Web page and app entries —
%%

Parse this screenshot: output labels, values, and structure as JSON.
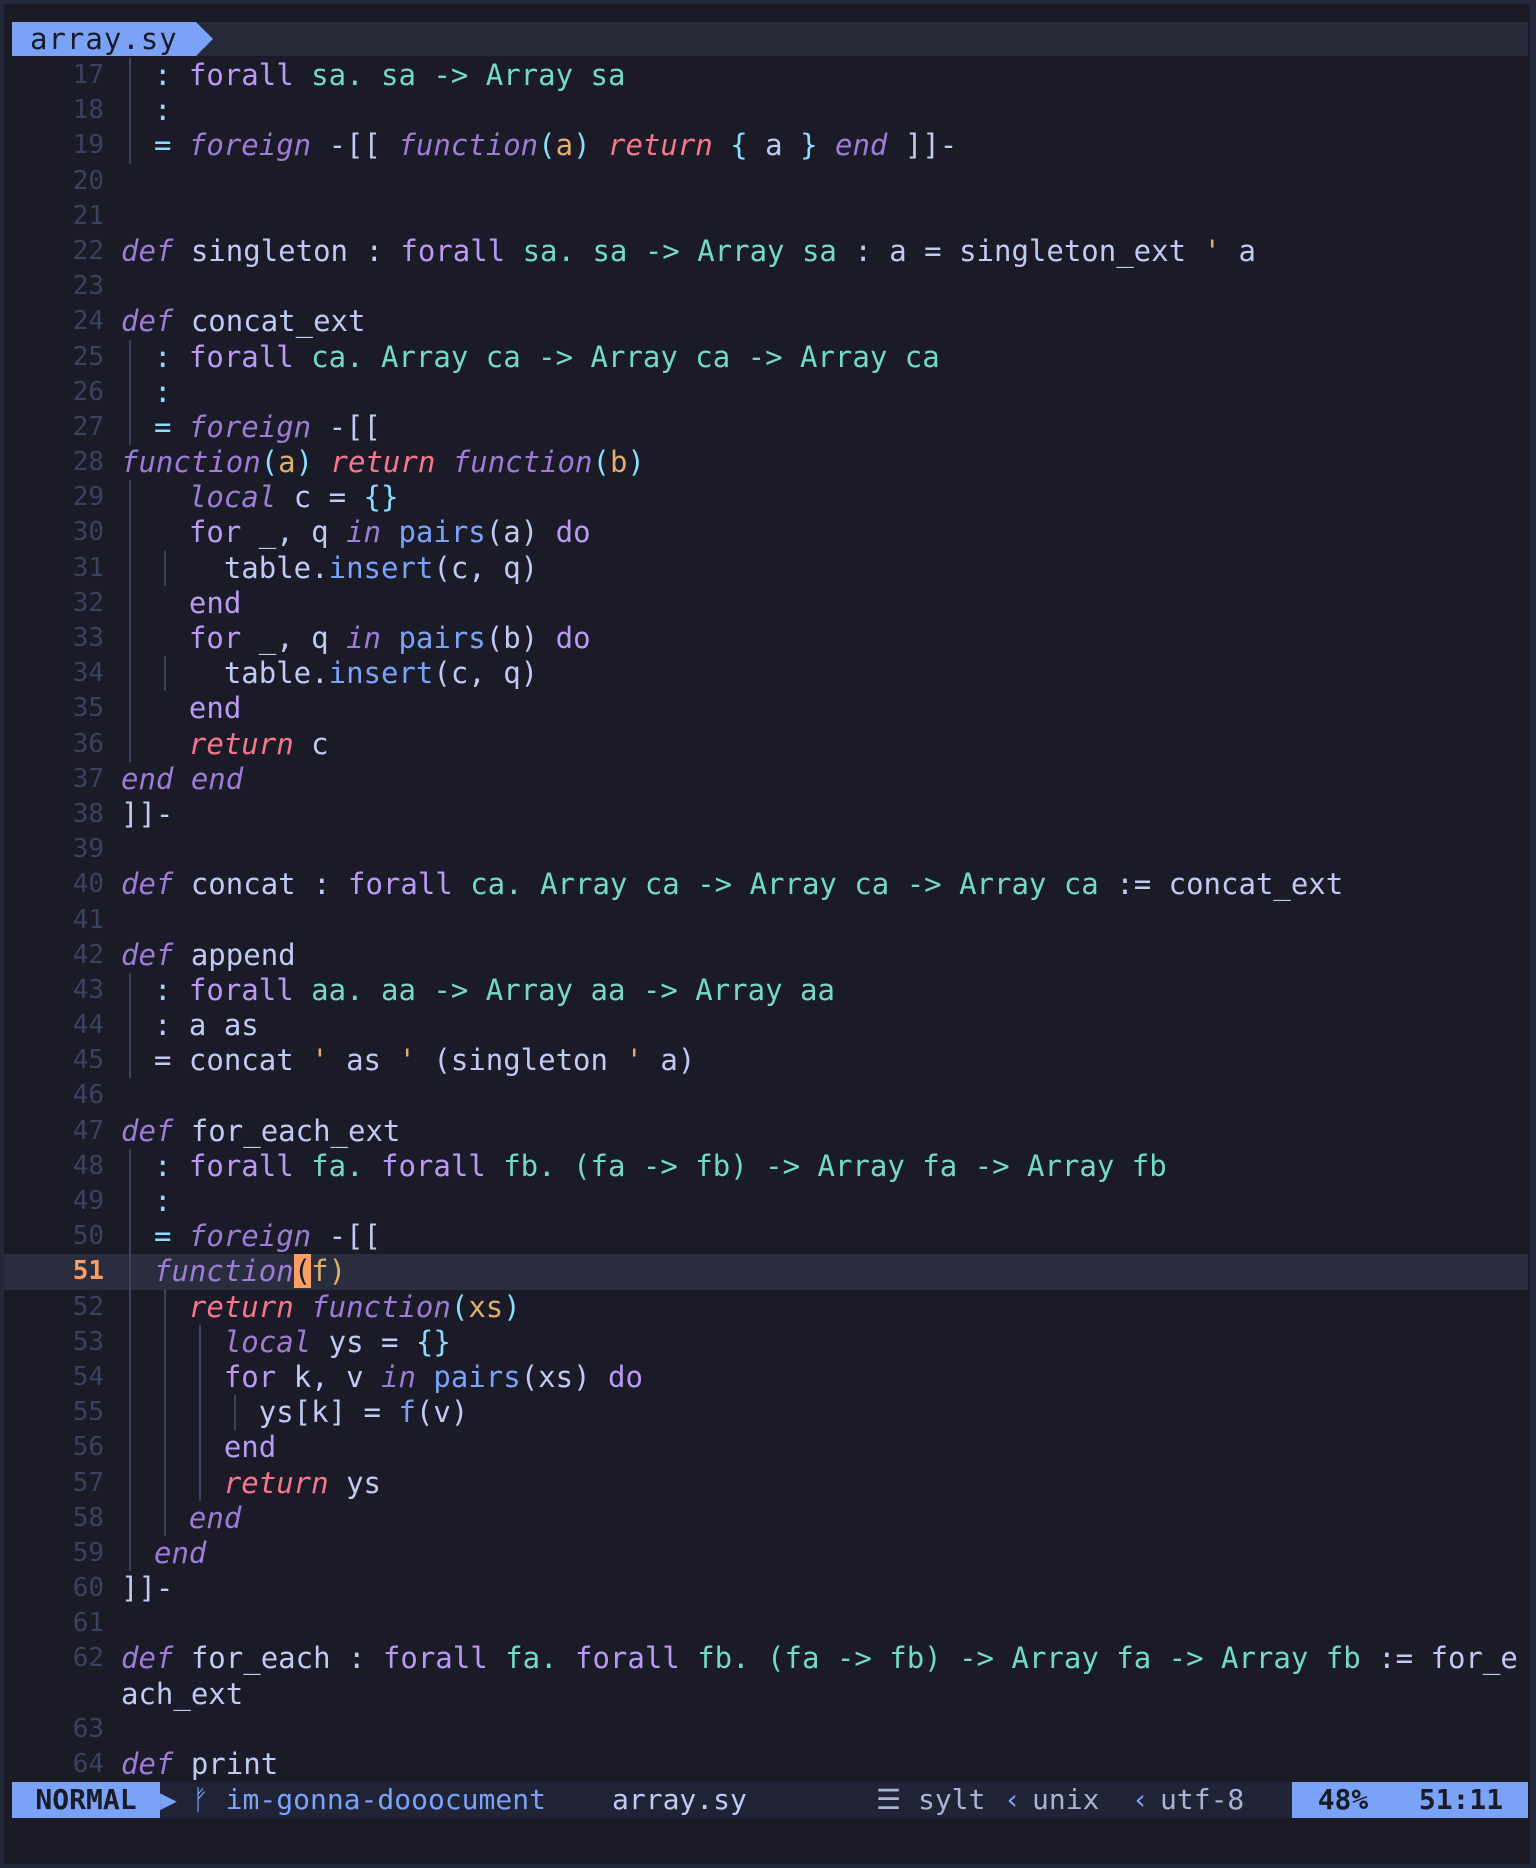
{
  "tab": {
    "filename": "array.sy"
  },
  "editor": {
    "cursor_line": 51,
    "lines": [
      {
        "num": "17",
        "guides": [
          1
        ],
        "toks": [
          {
            "t": ": ",
            "c": "pn"
          },
          {
            "t": "forall",
            "c": "kw2"
          },
          {
            "t": " sa. sa -> Array sa",
            "c": "ty"
          }
        ]
      },
      {
        "num": "18",
        "guides": [
          1
        ],
        "toks": [
          {
            "t": ":",
            "c": "pn"
          }
        ]
      },
      {
        "num": "19",
        "guides": [
          1
        ],
        "toks": [
          {
            "t": "= ",
            "c": "pn"
          },
          {
            "t": "foreign",
            "c": "kw"
          },
          {
            "t": " -[[ ",
            "c": ""
          },
          {
            "t": "function",
            "c": "kw"
          },
          {
            "t": "(",
            "c": "pn"
          },
          {
            "t": "a",
            "c": "pa"
          },
          {
            "t": ") ",
            "c": "pn"
          },
          {
            "t": "return",
            "c": "kw3"
          },
          {
            "t": " { ",
            "c": "pn"
          },
          {
            "t": "a",
            "c": ""
          },
          {
            "t": " } ",
            "c": "pn"
          },
          {
            "t": "end",
            "c": "kw"
          },
          {
            "t": " ]]-",
            "c": ""
          }
        ]
      },
      {
        "num": "20",
        "guides": [],
        "toks": []
      },
      {
        "num": "21",
        "guides": [],
        "toks": []
      },
      {
        "num": "22",
        "guides": [],
        "toks": [
          {
            "t": "def",
            "c": "kw"
          },
          {
            "t": " singleton : ",
            "c": ""
          },
          {
            "t": "forall",
            "c": "kw2"
          },
          {
            "t": " sa. sa -> Array sa",
            "c": "ty"
          },
          {
            "t": " : a = singleton_ext ",
            "c": ""
          },
          {
            "t": "'",
            "c": "pa"
          },
          {
            "t": " a",
            "c": ""
          }
        ]
      },
      {
        "num": "23",
        "guides": [],
        "toks": []
      },
      {
        "num": "24",
        "guides": [],
        "toks": [
          {
            "t": "def",
            "c": "kw"
          },
          {
            "t": " concat_ext",
            "c": ""
          }
        ]
      },
      {
        "num": "25",
        "guides": [
          1
        ],
        "toks": [
          {
            "t": ": ",
            "c": "pn"
          },
          {
            "t": "forall",
            "c": "kw2"
          },
          {
            "t": " ca. Array ca -> Array ca -> Array ca",
            "c": "ty"
          }
        ]
      },
      {
        "num": "26",
        "guides": [
          1
        ],
        "toks": [
          {
            "t": ":",
            "c": "pn"
          }
        ]
      },
      {
        "num": "27",
        "guides": [
          1
        ],
        "toks": [
          {
            "t": "= ",
            "c": "pn"
          },
          {
            "t": "foreign",
            "c": "kw"
          },
          {
            "t": " -[[",
            "c": ""
          }
        ]
      },
      {
        "num": "28",
        "guides": [],
        "toks": [
          {
            "t": "function",
            "c": "kw"
          },
          {
            "t": "(",
            "c": "pn"
          },
          {
            "t": "a",
            "c": "pa"
          },
          {
            "t": ") ",
            "c": "pn"
          },
          {
            "t": "return",
            "c": "kw3"
          },
          {
            "t": " ",
            "c": ""
          },
          {
            "t": "function",
            "c": "kw"
          },
          {
            "t": "(",
            "c": "pn"
          },
          {
            "t": "b",
            "c": "pa"
          },
          {
            "t": ")",
            "c": "pn"
          }
        ]
      },
      {
        "num": "29",
        "guides": [
          1
        ],
        "toks": [
          {
            "t": "  ",
            "c": ""
          },
          {
            "t": "local",
            "c": "kw"
          },
          {
            "t": " c = ",
            "c": ""
          },
          {
            "t": "{}",
            "c": "pn"
          }
        ]
      },
      {
        "num": "30",
        "guides": [
          1
        ],
        "toks": [
          {
            "t": "  ",
            "c": ""
          },
          {
            "t": "for",
            "c": "kw2"
          },
          {
            "t": " _, q ",
            "c": ""
          },
          {
            "t": "in",
            "c": "kw"
          },
          {
            "t": " ",
            "c": ""
          },
          {
            "t": "pairs",
            "c": "fn"
          },
          {
            "t": "(a) ",
            "c": ""
          },
          {
            "t": "do",
            "c": "kw2"
          }
        ]
      },
      {
        "num": "31",
        "guides": [
          1,
          2
        ],
        "toks": [
          {
            "t": "    table.",
            "c": ""
          },
          {
            "t": "insert",
            "c": "fn"
          },
          {
            "t": "(c, q)",
            "c": ""
          }
        ]
      },
      {
        "num": "32",
        "guides": [
          1
        ],
        "toks": [
          {
            "t": "  ",
            "c": ""
          },
          {
            "t": "end",
            "c": "kw2"
          }
        ]
      },
      {
        "num": "33",
        "guides": [
          1
        ],
        "toks": [
          {
            "t": "  ",
            "c": ""
          },
          {
            "t": "for",
            "c": "kw2"
          },
          {
            "t": " _, q ",
            "c": ""
          },
          {
            "t": "in",
            "c": "kw"
          },
          {
            "t": " ",
            "c": ""
          },
          {
            "t": "pairs",
            "c": "fn"
          },
          {
            "t": "(b) ",
            "c": ""
          },
          {
            "t": "do",
            "c": "kw2"
          }
        ]
      },
      {
        "num": "34",
        "guides": [
          1,
          2
        ],
        "toks": [
          {
            "t": "    table.",
            "c": ""
          },
          {
            "t": "insert",
            "c": "fn"
          },
          {
            "t": "(c, q)",
            "c": ""
          }
        ]
      },
      {
        "num": "35",
        "guides": [
          1
        ],
        "toks": [
          {
            "t": "  ",
            "c": ""
          },
          {
            "t": "end",
            "c": "kw2"
          }
        ]
      },
      {
        "num": "36",
        "guides": [
          1
        ],
        "toks": [
          {
            "t": "  ",
            "c": ""
          },
          {
            "t": "return",
            "c": "kw3"
          },
          {
            "t": " c",
            "c": ""
          }
        ]
      },
      {
        "num": "37",
        "guides": [],
        "toks": [
          {
            "t": "end end",
            "c": "kw"
          }
        ]
      },
      {
        "num": "38",
        "guides": [],
        "toks": [
          {
            "t": "]]-",
            "c": ""
          }
        ]
      },
      {
        "num": "39",
        "guides": [],
        "toks": []
      },
      {
        "num": "40",
        "guides": [],
        "toks": [
          {
            "t": "def",
            "c": "kw"
          },
          {
            "t": " concat : ",
            "c": ""
          },
          {
            "t": "forall",
            "c": "kw2"
          },
          {
            "t": " ca. Array ca -> Array ca -> Array ca",
            "c": "ty"
          },
          {
            "t": " := concat_ext",
            "c": ""
          }
        ]
      },
      {
        "num": "41",
        "guides": [],
        "toks": []
      },
      {
        "num": "42",
        "guides": [],
        "toks": [
          {
            "t": "def",
            "c": "kw"
          },
          {
            "t": " append",
            "c": ""
          }
        ]
      },
      {
        "num": "43",
        "guides": [
          1
        ],
        "toks": [
          {
            "t": ": ",
            "c": "pn"
          },
          {
            "t": "forall",
            "c": "kw2"
          },
          {
            "t": " aa. aa -> Array aa -> Array aa",
            "c": "ty"
          }
        ]
      },
      {
        "num": "44",
        "guides": [
          1
        ],
        "toks": [
          {
            "t": ": a as",
            "c": ""
          }
        ]
      },
      {
        "num": "45",
        "guides": [
          1
        ],
        "toks": [
          {
            "t": "= concat ",
            "c": ""
          },
          {
            "t": "'",
            "c": "pa"
          },
          {
            "t": " as ",
            "c": ""
          },
          {
            "t": "'",
            "c": "pa"
          },
          {
            "t": " (singleton ",
            "c": ""
          },
          {
            "t": "'",
            "c": "pa"
          },
          {
            "t": " a)",
            "c": ""
          }
        ]
      },
      {
        "num": "46",
        "guides": [],
        "toks": []
      },
      {
        "num": "47",
        "guides": [],
        "toks": [
          {
            "t": "def",
            "c": "kw"
          },
          {
            "t": " for_each_ext",
            "c": ""
          }
        ]
      },
      {
        "num": "48",
        "guides": [
          1
        ],
        "toks": [
          {
            "t": ": ",
            "c": "pn"
          },
          {
            "t": "forall",
            "c": "kw2"
          },
          {
            "t": " fa. ",
            "c": "ty"
          },
          {
            "t": "forall",
            "c": "kw2"
          },
          {
            "t": " fb. (fa -> fb) -> Array fa -> Array fb",
            "c": "ty"
          }
        ]
      },
      {
        "num": "49",
        "guides": [
          1
        ],
        "toks": [
          {
            "t": ":",
            "c": "pn"
          }
        ]
      },
      {
        "num": "50",
        "guides": [
          1
        ],
        "toks": [
          {
            "t": "= ",
            "c": "pn"
          },
          {
            "t": "foreign",
            "c": "kw"
          },
          {
            "t": " -[[",
            "c": ""
          }
        ]
      },
      {
        "num": "51",
        "guides": [
          1
        ],
        "toks": [
          {
            "t": "function",
            "c": "kw"
          },
          {
            "t": "(",
            "c": "cursor"
          },
          {
            "t": "f",
            "c": "pa"
          },
          {
            "t": ")",
            "c": "pa"
          }
        ]
      },
      {
        "num": "52",
        "guides": [
          1,
          2
        ],
        "toks": [
          {
            "t": "  ",
            "c": ""
          },
          {
            "t": "return",
            "c": "kw3"
          },
          {
            "t": " ",
            "c": ""
          },
          {
            "t": "function",
            "c": "kw"
          },
          {
            "t": "(",
            "c": "pn"
          },
          {
            "t": "xs",
            "c": "pa"
          },
          {
            "t": ")",
            "c": "pn"
          }
        ]
      },
      {
        "num": "53",
        "guides": [
          1,
          2,
          3
        ],
        "toks": [
          {
            "t": "    ",
            "c": ""
          },
          {
            "t": "local",
            "c": "kw"
          },
          {
            "t": " ys = ",
            "c": ""
          },
          {
            "t": "{}",
            "c": "pn"
          }
        ]
      },
      {
        "num": "54",
        "guides": [
          1,
          2,
          3
        ],
        "toks": [
          {
            "t": "    ",
            "c": ""
          },
          {
            "t": "for",
            "c": "kw2"
          },
          {
            "t": " k, v ",
            "c": ""
          },
          {
            "t": "in",
            "c": "kw"
          },
          {
            "t": " ",
            "c": ""
          },
          {
            "t": "pairs",
            "c": "fn"
          },
          {
            "t": "(xs) ",
            "c": ""
          },
          {
            "t": "do",
            "c": "kw2"
          }
        ]
      },
      {
        "num": "55",
        "guides": [
          1,
          2,
          3,
          4
        ],
        "toks": [
          {
            "t": "      ys[k] = ",
            "c": ""
          },
          {
            "t": "f",
            "c": "fn"
          },
          {
            "t": "(v)",
            "c": ""
          }
        ]
      },
      {
        "num": "56",
        "guides": [
          1,
          2,
          3
        ],
        "toks": [
          {
            "t": "    ",
            "c": ""
          },
          {
            "t": "end",
            "c": "kw2"
          }
        ]
      },
      {
        "num": "57",
        "guides": [
          1,
          2,
          3
        ],
        "toks": [
          {
            "t": "    ",
            "c": ""
          },
          {
            "t": "return",
            "c": "kw3"
          },
          {
            "t": " ys",
            "c": ""
          }
        ]
      },
      {
        "num": "58",
        "guides": [
          1,
          2
        ],
        "toks": [
          {
            "t": "  ",
            "c": ""
          },
          {
            "t": "end",
            "c": "kw"
          }
        ]
      },
      {
        "num": "59",
        "guides": [
          1
        ],
        "toks": [
          {
            "t": "end",
            "c": "kw"
          }
        ]
      },
      {
        "num": "60",
        "guides": [],
        "toks": [
          {
            "t": "]]-",
            "c": ""
          }
        ]
      },
      {
        "num": "61",
        "guides": [],
        "toks": []
      },
      {
        "num": "62",
        "guides": [],
        "toks": [
          {
            "t": "def",
            "c": "kw"
          },
          {
            "t": " for_each : ",
            "c": ""
          },
          {
            "t": "forall",
            "c": "kw2"
          },
          {
            "t": " fa. ",
            "c": "ty"
          },
          {
            "t": "forall",
            "c": "kw2"
          },
          {
            "t": " fb. (fa -> fb) -> Array fa -> Array fb",
            "c": "ty"
          },
          {
            "t": " := for_e",
            "c": ""
          }
        ]
      },
      {
        "num": "",
        "guides": [],
        "toks": [
          {
            "t": "ach_ext",
            "c": ""
          }
        ]
      },
      {
        "num": "63",
        "guides": [],
        "toks": []
      },
      {
        "num": "64",
        "guides": [],
        "toks": [
          {
            "t": "def",
            "c": "kw"
          },
          {
            "t": " print",
            "c": ""
          }
        ]
      }
    ]
  },
  "statusline": {
    "mode": "NORMAL",
    "branch_icon": "git-branch-icon",
    "branch": "im-gonna-dooocument",
    "filename": "array.sy",
    "filetype_icon": "menu-lines-icon",
    "filetype": "sylt",
    "fileformat": "unix",
    "encoding": "utf-8",
    "percent": "48%",
    "position": "51:11"
  },
  "colors": {
    "background": "#1a1b26",
    "accent": "#7aa2f7",
    "cursor": "#ff9e64"
  }
}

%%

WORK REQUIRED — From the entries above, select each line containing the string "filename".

EXERCISE OUTPUT —
    "filename": "array.sy"
    "filename": "array.sy",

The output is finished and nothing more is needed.